→ Your goal: Only the lines with the string "group" are needed; return each of them from the entries below.

→ Data records:
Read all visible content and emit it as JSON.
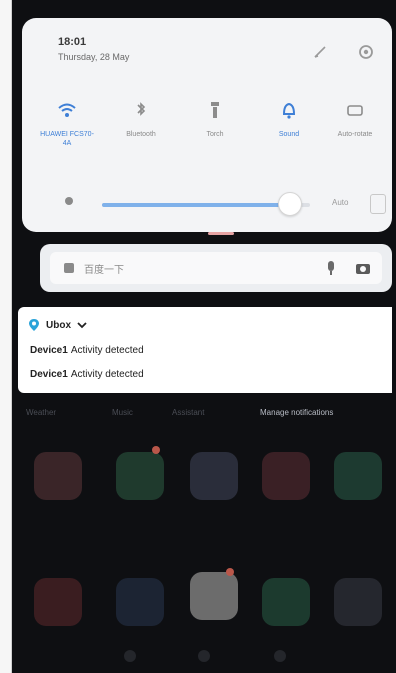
{
  "status": {
    "time": "18:01",
    "date": "Thursday, 28 May"
  },
  "quick_tiles": [
    {
      "label": "HUAWEI FCS70-4A",
      "icon": "wifi-icon",
      "active": true
    },
    {
      "label": "Bluetooth",
      "icon": "bluetooth-icon",
      "active": false
    },
    {
      "label": "Torch",
      "icon": "torch-icon",
      "active": false
    },
    {
      "label": "Sound",
      "icon": "sound-icon",
      "active": true
    },
    {
      "label": "Auto-rotate",
      "icon": "rotate-icon",
      "active": false
    }
  ],
  "brightness": {
    "level": 0.9,
    "auto_label": "Auto"
  },
  "search": {
    "placeholder": "百度一下"
  },
  "notification": {
    "app_name": "Ubox",
    "lines": [
      {
        "device": "Device1",
        "text": "Activity detected"
      },
      {
        "device": "Device1",
        "text": "Activity detected"
      }
    ]
  },
  "home_tabs": [
    "Weather",
    "Music",
    "Assistant",
    "Manage notifications"
  ],
  "colors": {
    "accent": "#3e7fd6",
    "panel": "#f3f4f6",
    "dark_bg": "#0e0f12",
    "ubox_icon": "#2aa3d9"
  }
}
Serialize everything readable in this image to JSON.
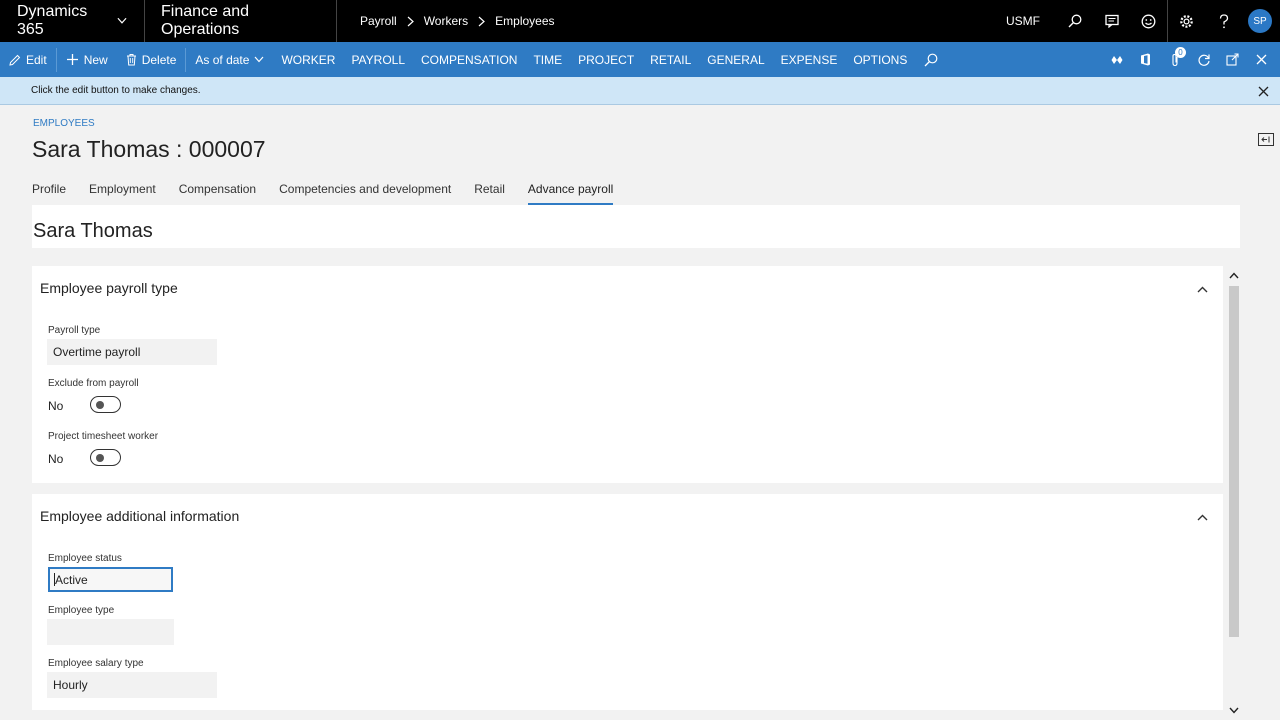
{
  "topbar": {
    "brand": "Dynamics 365",
    "app": "Finance and Operations",
    "breadcrumbs": [
      "Payroll",
      "Workers",
      "Employees"
    ],
    "company": "USMF",
    "avatar_initials": "SP",
    "icons": [
      "search-icon",
      "chat-icon",
      "smiley-icon",
      "gear-icon",
      "help-icon"
    ]
  },
  "actionbar": {
    "edit": "Edit",
    "new": "New",
    "delete": "Delete",
    "as_of_date": "As of date",
    "menus": [
      "WORKER",
      "PAYROLL",
      "COMPENSATION",
      "TIME",
      "PROJECT",
      "RETAIL",
      "GENERAL",
      "EXPENSE",
      "OPTIONS"
    ],
    "notification_count": "0"
  },
  "message": {
    "text": "Click the edit button to make changes."
  },
  "header": {
    "crumb": "EMPLOYEES",
    "title": "Sara Thomas : 000007"
  },
  "tabs": [
    "Profile",
    "Employment",
    "Compensation",
    "Competencies and development",
    "Retail",
    "Advance payroll"
  ],
  "active_tab": "Advance payroll",
  "name_card": "Sara Thomas",
  "section_payroll": {
    "title": "Employee payroll type",
    "payroll_type_label": "Payroll type",
    "payroll_type_value": "Overtime payroll",
    "exclude_label": "Exclude from payroll",
    "exclude_value": "No",
    "timesheet_label": "Project timesheet worker",
    "timesheet_value": "No"
  },
  "section_additional": {
    "title": "Employee additional information",
    "status_label": "Employee status",
    "status_value": "Active",
    "type_label": "Employee type",
    "type_value": "",
    "salary_label": "Employee salary type",
    "salary_value": "Hourly"
  },
  "colors": {
    "accent": "#2f7bc4",
    "topbar": "#000000",
    "message_bg": "#cfe6f7"
  }
}
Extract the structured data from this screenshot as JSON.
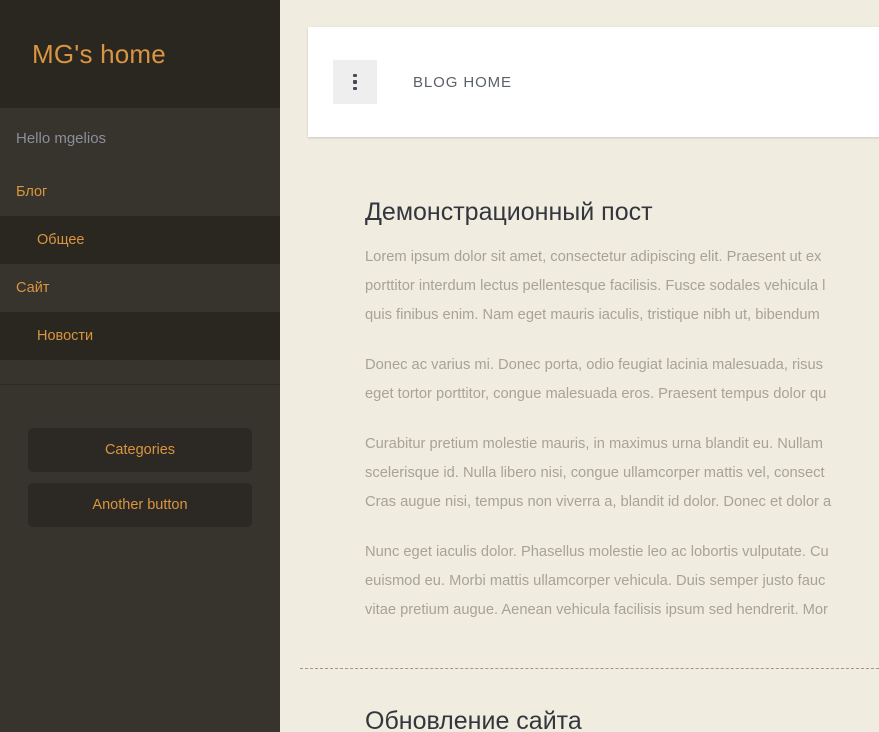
{
  "sidebar": {
    "brand": "MG's home",
    "greeting": "Hello mgelios",
    "nav": [
      {
        "type": "group",
        "label": "Блог",
        "name": "nav-group-blog"
      },
      {
        "type": "item",
        "label": "Общее",
        "name": "nav-item-obshee"
      },
      {
        "type": "group",
        "label": "Сайт",
        "name": "nav-group-site"
      },
      {
        "type": "item",
        "label": "Новости",
        "name": "nav-item-novosti"
      }
    ],
    "buttons": [
      {
        "label": "Categories",
        "name": "categories-button"
      },
      {
        "label": "Another button",
        "name": "another-button"
      }
    ]
  },
  "topbar": {
    "menu_icon": "three-dots-vertical-icon",
    "title": "BLOG HOME"
  },
  "posts": [
    {
      "title": "Демонстрационный пост",
      "paragraphs": [
        "Lorem ipsum dolor sit amet, consectetur adipiscing elit. Praesent ut ex\nporttitor interdum lectus pellentesque facilisis. Fusce sodales vehicula l\nquis finibus enim. Nam eget mauris iaculis, tristique nibh ut, bibendum",
        "Donec ac varius mi. Donec porta, odio feugiat lacinia malesuada, risus\neget tortor porttitor, congue malesuada eros. Praesent tempus dolor qu",
        "Curabitur pretium molestie mauris, in maximus urna blandit eu. Nullam\nscelerisque id. Nulla libero nisi, congue ullamcorper mattis vel, consect\nCras augue nisi, tempus non viverra a, blandit id dolor. Donec et dolor a",
        "Nunc eget iaculis dolor. Phasellus molestie leo ac lobortis vulputate. Cu\neuismod eu. Morbi mattis ullamcorper vehicula. Duis semper justo fauc\nvitae pretium augue. Aenean vehicula facilisis ipsum sed hendrerit. Mor"
      ]
    },
    {
      "title": "Обновление сайта",
      "paragraphs": []
    }
  ],
  "colors": {
    "sidebar_bg": "#37332d",
    "sidebar_dark": "#2a2620",
    "accent": "#d9953f",
    "page_bg": "#f0ece0",
    "body_text": "#a8a396",
    "heading_text": "#33363d",
    "topbar_title": "#5b6168",
    "card_bg": "#ffffff"
  }
}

→ The completed task:
        "type": "group",
        "name": "nav-group-blog"
        "type": "group",
        "name": "nav-group-site"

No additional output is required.